# [DESCRIPTION OF THE TASK]
Where does "Ielādēt" appear in the data? Return each line that holds it.

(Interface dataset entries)
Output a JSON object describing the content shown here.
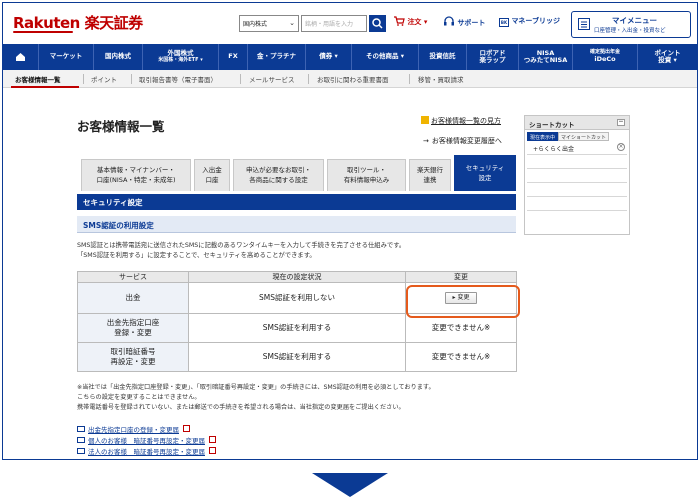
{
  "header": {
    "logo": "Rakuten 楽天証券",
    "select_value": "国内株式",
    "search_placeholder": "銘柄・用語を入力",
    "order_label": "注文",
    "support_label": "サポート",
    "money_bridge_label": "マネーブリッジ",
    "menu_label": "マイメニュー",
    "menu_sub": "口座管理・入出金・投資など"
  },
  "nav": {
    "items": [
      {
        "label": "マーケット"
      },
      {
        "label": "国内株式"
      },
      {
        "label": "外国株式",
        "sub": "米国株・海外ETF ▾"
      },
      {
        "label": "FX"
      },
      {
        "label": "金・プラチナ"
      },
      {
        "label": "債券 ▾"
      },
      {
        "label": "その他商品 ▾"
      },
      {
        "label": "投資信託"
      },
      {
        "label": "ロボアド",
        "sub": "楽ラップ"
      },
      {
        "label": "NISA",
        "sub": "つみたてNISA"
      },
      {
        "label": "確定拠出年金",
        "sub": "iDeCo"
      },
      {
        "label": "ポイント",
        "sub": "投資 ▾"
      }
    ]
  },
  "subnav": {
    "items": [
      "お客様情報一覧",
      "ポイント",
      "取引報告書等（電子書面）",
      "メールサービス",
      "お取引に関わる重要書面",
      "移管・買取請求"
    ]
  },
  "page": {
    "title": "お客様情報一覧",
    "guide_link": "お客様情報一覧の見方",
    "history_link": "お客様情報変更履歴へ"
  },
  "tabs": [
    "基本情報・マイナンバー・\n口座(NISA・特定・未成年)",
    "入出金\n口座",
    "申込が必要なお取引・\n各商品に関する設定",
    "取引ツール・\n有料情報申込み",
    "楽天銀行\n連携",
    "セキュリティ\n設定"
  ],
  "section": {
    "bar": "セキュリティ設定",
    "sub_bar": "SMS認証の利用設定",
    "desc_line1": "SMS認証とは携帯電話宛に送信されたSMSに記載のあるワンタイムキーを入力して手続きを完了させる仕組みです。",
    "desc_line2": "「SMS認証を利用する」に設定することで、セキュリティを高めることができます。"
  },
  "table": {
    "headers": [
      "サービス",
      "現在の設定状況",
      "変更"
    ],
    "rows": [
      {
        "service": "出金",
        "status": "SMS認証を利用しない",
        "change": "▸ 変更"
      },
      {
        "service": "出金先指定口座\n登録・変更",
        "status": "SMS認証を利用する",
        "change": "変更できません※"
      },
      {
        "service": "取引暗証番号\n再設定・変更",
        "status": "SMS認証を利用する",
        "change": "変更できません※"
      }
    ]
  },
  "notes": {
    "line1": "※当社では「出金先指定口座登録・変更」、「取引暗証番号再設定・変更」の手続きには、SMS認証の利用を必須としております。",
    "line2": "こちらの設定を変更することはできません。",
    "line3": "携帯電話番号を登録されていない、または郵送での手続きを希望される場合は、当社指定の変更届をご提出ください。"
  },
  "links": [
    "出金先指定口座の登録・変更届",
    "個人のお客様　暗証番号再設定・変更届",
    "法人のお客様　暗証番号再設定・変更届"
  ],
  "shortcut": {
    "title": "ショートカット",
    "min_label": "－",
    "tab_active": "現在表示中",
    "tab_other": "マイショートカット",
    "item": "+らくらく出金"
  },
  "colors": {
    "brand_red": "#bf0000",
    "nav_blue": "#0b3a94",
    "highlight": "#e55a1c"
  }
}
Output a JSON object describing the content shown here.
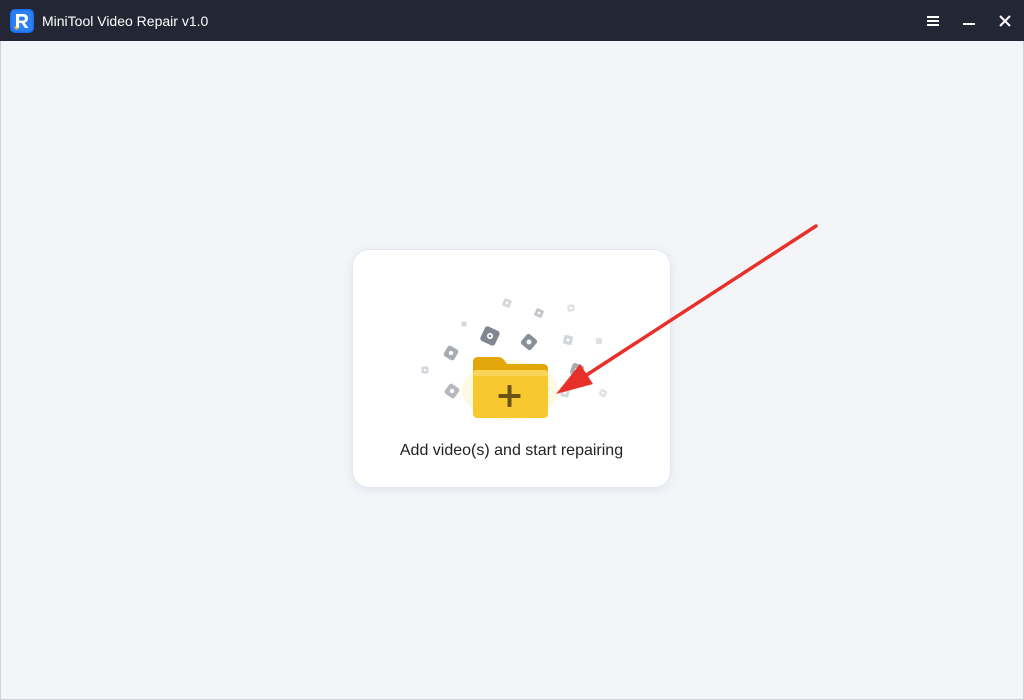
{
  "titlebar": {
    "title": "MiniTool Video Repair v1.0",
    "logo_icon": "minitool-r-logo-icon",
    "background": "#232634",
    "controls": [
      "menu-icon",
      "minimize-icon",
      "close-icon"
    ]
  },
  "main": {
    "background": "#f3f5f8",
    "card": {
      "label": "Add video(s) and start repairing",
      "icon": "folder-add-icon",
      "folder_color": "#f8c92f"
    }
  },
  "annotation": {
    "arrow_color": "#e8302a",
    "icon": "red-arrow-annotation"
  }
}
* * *
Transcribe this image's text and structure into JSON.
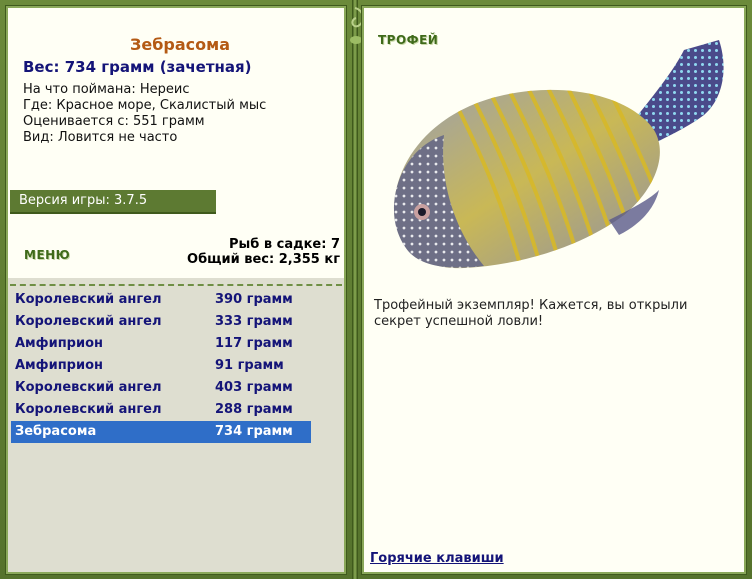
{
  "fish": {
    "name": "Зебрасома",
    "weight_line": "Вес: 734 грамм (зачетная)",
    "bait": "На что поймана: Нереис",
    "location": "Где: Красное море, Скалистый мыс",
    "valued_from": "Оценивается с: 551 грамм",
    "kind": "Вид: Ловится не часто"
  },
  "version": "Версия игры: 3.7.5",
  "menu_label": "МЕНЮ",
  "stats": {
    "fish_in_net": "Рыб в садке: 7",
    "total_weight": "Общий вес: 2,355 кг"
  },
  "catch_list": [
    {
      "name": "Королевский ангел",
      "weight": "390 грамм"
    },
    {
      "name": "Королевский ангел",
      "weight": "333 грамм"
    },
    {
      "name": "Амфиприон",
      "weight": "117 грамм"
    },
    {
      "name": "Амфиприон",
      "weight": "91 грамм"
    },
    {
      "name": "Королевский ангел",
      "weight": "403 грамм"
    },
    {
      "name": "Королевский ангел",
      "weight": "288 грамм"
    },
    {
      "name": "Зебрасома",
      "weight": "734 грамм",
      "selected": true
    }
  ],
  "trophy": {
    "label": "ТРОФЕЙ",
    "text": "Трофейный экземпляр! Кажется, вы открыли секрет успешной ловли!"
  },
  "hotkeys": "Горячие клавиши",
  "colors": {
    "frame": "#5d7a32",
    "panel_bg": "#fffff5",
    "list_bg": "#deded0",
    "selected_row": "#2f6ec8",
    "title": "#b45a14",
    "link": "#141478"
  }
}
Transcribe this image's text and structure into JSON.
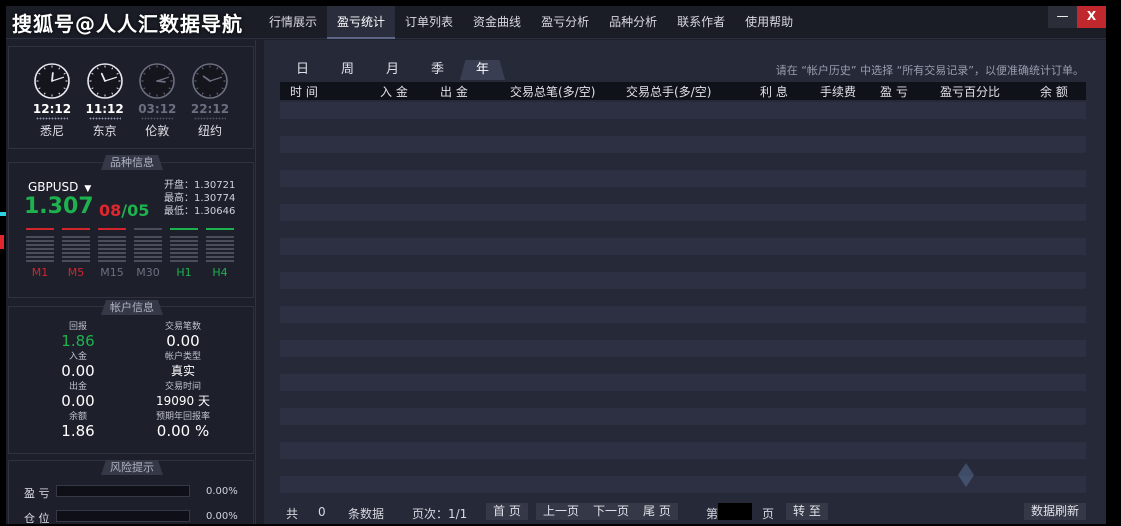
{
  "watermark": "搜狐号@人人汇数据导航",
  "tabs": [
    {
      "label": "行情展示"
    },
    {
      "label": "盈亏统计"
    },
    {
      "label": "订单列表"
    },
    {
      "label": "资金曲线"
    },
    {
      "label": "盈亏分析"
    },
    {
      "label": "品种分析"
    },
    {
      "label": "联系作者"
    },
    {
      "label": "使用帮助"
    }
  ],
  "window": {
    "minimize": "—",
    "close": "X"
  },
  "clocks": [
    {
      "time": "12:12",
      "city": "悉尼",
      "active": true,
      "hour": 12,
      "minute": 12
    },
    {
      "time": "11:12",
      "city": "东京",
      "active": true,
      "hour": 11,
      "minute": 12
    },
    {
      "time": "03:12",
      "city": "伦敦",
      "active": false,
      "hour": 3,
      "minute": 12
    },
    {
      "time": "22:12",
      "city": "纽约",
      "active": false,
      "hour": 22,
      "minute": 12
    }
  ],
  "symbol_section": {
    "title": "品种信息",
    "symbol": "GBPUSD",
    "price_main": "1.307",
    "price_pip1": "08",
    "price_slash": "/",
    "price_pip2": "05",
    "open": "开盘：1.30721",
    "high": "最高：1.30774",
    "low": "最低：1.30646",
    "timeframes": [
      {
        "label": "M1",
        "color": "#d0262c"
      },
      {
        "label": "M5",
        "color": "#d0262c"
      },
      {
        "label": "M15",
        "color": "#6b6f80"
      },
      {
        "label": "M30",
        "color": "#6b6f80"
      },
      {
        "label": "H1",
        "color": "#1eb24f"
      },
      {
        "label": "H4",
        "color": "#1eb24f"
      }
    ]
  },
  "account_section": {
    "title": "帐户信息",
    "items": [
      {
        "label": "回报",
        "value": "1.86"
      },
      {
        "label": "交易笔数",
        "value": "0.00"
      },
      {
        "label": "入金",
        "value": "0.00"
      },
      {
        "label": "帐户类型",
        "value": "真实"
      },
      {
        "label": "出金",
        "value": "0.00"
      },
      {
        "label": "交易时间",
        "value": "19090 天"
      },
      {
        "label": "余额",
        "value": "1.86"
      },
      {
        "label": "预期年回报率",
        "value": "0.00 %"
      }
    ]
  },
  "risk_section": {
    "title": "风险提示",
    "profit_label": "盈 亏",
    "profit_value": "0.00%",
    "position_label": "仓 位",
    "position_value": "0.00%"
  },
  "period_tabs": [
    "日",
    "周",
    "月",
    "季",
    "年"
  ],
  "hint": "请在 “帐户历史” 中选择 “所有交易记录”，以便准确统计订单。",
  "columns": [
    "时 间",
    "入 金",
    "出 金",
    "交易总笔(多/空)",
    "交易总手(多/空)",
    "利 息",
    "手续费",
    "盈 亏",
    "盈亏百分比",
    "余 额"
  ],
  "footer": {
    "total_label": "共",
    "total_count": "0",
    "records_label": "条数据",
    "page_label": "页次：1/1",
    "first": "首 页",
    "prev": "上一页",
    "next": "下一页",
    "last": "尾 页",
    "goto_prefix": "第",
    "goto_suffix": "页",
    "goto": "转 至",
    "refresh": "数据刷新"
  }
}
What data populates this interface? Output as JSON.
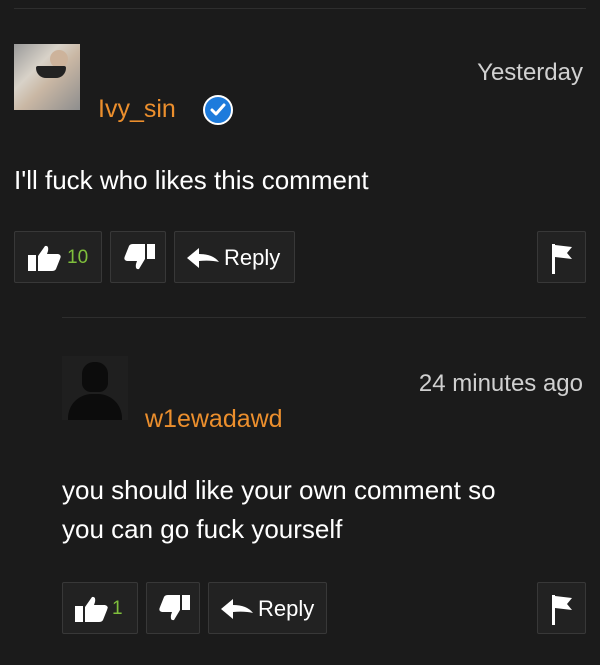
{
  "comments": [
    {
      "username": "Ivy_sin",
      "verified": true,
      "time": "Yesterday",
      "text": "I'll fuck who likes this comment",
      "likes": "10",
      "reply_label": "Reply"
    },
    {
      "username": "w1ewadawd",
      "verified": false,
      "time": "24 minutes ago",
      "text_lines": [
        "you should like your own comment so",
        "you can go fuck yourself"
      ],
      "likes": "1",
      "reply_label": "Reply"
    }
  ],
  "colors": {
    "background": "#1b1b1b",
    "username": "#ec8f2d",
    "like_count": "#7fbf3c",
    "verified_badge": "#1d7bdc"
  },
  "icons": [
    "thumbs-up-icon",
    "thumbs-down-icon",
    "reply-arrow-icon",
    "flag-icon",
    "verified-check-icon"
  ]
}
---
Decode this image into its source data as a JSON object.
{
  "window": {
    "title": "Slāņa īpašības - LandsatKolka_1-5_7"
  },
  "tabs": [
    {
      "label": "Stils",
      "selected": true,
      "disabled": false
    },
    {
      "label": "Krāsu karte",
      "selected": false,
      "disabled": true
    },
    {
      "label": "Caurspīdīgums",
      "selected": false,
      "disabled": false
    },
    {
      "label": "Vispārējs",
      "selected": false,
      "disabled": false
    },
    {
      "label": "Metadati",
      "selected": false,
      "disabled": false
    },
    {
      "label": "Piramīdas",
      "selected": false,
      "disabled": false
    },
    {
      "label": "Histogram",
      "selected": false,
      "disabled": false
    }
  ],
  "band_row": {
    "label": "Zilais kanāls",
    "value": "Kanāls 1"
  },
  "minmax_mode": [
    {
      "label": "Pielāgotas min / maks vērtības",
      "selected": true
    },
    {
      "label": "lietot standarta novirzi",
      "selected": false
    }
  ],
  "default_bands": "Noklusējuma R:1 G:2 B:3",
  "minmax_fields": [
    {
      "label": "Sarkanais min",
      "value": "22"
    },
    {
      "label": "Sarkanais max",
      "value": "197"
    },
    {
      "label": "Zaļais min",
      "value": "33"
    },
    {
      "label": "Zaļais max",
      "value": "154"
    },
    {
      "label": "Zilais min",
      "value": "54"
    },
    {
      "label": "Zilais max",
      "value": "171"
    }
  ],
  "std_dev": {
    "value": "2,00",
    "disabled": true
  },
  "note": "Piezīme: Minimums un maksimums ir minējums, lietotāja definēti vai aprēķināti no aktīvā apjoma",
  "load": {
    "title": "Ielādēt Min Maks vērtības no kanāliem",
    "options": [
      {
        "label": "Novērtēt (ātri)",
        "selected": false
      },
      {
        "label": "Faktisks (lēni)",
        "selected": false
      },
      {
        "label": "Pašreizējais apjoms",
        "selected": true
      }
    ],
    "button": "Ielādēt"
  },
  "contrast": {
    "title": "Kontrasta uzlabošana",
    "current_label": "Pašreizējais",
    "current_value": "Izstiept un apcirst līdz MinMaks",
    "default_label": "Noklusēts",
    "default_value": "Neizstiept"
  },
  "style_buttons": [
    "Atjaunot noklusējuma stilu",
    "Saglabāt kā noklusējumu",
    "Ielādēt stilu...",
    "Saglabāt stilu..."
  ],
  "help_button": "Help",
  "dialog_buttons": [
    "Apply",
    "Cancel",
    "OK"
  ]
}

# [EXERCISE ANSWER]
    "title": "Ielādēt Min Maks vērtības no kanāliem",
    "button": "Ielādēt"
    "Ielādēt stilu...",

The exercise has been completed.